Heider F., Saidi G., and Schepens G. (2019). Life below zero: Bank lending under negative rates. Review of Financial Studies, 32(10), 3728-3761.
Kashyap A. and Stein J. (2000). What do a million observations on banks say about the transmission of monetary policy? American Economic Review, 90(3), 407-428.
Mishkin F. (1996). The channels of monetary transmission: Lessons for monetary policy.
About the author
Matjaž Volk joined the monetary policy analysis division in the Bank of Slovenia in July 2021, where his main field of work is bank-based transmission of monetary policy. Previously he worked in the area of financial stability, starting his career in 2009 in the Bank of Slovenia and later joined the stress test modelling division at the European Central Bank in 2018, where he contributed to development of macroproprudenial stress test model. His research in the field of empirical banking has been published in the Journal of Banking and Finance, International Journal of Central Banking, Quarterly Review of Economics and Finance, and others. He holds a PhD in economics from University of Ljubljana.

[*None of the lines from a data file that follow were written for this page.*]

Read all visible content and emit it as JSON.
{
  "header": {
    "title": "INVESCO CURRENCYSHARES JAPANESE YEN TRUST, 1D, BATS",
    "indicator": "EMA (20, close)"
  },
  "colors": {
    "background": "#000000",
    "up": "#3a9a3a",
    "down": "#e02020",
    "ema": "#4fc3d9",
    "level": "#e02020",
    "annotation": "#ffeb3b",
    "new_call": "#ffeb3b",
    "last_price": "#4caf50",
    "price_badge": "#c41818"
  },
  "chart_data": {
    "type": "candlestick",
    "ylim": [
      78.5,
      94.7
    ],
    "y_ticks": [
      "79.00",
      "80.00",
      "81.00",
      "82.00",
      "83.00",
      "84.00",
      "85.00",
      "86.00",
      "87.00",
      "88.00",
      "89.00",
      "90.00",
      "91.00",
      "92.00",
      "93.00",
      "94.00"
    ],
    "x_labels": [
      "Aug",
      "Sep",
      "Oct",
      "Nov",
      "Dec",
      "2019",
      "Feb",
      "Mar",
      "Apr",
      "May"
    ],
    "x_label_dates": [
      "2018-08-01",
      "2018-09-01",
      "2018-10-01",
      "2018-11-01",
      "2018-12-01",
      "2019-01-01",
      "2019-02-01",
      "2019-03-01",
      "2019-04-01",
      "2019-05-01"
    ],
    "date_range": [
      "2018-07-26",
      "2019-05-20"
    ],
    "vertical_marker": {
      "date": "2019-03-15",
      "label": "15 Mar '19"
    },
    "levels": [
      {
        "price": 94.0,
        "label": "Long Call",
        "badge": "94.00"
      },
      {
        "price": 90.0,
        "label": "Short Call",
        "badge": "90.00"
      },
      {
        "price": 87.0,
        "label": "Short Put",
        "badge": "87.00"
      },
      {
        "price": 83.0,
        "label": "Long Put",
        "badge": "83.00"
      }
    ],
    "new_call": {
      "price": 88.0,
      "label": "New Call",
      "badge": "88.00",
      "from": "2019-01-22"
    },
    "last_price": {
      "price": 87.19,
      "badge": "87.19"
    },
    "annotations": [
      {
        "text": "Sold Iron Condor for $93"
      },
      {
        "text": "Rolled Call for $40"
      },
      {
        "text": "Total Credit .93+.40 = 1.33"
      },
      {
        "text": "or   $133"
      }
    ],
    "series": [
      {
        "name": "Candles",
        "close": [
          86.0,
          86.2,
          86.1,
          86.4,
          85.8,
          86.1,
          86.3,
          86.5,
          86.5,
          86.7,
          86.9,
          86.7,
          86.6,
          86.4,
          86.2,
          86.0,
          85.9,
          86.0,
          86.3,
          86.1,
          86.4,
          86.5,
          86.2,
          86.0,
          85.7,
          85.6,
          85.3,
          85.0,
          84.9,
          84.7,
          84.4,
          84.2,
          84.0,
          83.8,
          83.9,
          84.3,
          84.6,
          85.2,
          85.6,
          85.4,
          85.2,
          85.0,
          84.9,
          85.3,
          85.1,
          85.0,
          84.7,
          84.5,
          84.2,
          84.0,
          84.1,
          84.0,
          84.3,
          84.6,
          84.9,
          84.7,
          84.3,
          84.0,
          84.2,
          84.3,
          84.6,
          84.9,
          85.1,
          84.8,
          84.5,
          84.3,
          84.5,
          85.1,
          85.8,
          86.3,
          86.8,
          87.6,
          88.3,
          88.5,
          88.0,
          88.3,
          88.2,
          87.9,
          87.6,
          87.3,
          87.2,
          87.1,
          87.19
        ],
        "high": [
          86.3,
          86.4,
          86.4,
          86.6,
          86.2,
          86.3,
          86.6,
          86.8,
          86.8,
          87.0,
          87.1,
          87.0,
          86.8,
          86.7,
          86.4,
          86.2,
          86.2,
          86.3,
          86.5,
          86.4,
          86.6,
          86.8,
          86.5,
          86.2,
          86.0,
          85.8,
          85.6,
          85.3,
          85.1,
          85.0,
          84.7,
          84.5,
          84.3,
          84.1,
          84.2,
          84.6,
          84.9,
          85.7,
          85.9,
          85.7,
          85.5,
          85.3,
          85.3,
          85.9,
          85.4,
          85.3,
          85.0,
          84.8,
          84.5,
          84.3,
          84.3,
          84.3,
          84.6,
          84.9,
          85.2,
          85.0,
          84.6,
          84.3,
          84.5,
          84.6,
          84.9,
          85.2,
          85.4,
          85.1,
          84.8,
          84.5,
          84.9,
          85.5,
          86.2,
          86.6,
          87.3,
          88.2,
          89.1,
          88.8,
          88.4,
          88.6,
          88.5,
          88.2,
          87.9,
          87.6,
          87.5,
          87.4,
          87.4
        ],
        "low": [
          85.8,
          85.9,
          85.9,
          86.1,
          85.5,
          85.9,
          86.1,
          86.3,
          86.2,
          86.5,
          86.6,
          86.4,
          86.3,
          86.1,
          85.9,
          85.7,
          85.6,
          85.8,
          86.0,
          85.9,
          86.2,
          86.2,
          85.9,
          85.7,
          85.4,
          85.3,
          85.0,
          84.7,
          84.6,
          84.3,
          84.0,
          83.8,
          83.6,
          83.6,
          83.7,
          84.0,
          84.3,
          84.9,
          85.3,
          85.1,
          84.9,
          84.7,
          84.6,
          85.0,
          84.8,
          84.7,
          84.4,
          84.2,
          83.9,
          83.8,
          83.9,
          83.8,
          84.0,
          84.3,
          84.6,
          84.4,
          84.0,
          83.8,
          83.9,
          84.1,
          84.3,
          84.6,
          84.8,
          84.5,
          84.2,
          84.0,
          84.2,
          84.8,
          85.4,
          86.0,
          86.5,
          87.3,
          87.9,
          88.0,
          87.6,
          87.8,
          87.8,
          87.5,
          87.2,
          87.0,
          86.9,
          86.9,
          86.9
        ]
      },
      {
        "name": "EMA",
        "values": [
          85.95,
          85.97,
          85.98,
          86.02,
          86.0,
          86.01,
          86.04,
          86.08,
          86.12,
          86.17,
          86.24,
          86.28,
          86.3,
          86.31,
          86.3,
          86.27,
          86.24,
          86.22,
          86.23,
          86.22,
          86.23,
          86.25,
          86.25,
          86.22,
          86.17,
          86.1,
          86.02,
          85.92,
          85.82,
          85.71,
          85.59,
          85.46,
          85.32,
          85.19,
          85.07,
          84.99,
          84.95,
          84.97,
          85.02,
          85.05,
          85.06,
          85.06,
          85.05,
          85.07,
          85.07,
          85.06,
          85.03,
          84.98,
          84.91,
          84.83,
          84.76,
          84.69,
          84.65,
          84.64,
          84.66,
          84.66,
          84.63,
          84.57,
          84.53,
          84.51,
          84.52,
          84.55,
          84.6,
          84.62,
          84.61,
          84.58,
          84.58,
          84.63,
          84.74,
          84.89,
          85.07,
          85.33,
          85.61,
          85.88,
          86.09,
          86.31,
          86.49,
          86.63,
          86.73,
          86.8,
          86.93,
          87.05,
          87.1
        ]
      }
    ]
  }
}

ECB relevant policy rate is main refinancing operations (MRO) rate for 2005-2008 cycle when banks operated with low amount of liquidity, and the deposit facility rate (DFR) for 2022 rate hikes when banks are having a substantial amount of liquidity deposited at their central bank accounts (see Figure 2).
In mid-2014 the ECB announced the start of asset purchase programme (APP), as well as the first series of targeted longer-term refinancing operations (TLTRO).
Banks were reluctant to pass negative rates to depositors, especially to households (Heider et al., 2019).
Similar findings hold also for sight deposit rates. Results are available upon request.
In 2011, the ECB raised policy rates twice by 25 basis points.
In July 2008, the ECB raised policy rates by 25 basis points. It was the last increase in the series of policy rate hikes that started in December 2005. Due to lack of bank-level data prior to 2008, I can only estimate the response to the last increase in this cycle.
Pooling together the data for the three policy cycles results in around 5.600 bank-month observations for both, households and non-financial corporates. The estimates control for other bank characteristics with a series of bank-cycle fixed effects.
Liquidity in the analysis is defined as bank's holdings at ECB accounts. Similar results are found also when using a broader measure of liquidity that includes also short-term interbank loans, debt securities and equity investments. Results are available upon request.
Large part of it is falling due in June 2023. Banks can also decide for an early repayment, the incidence of which increased after October 2022 Governing Council meeting
, where interest rate on the funds borrowed in the third series of TLTRO was raised.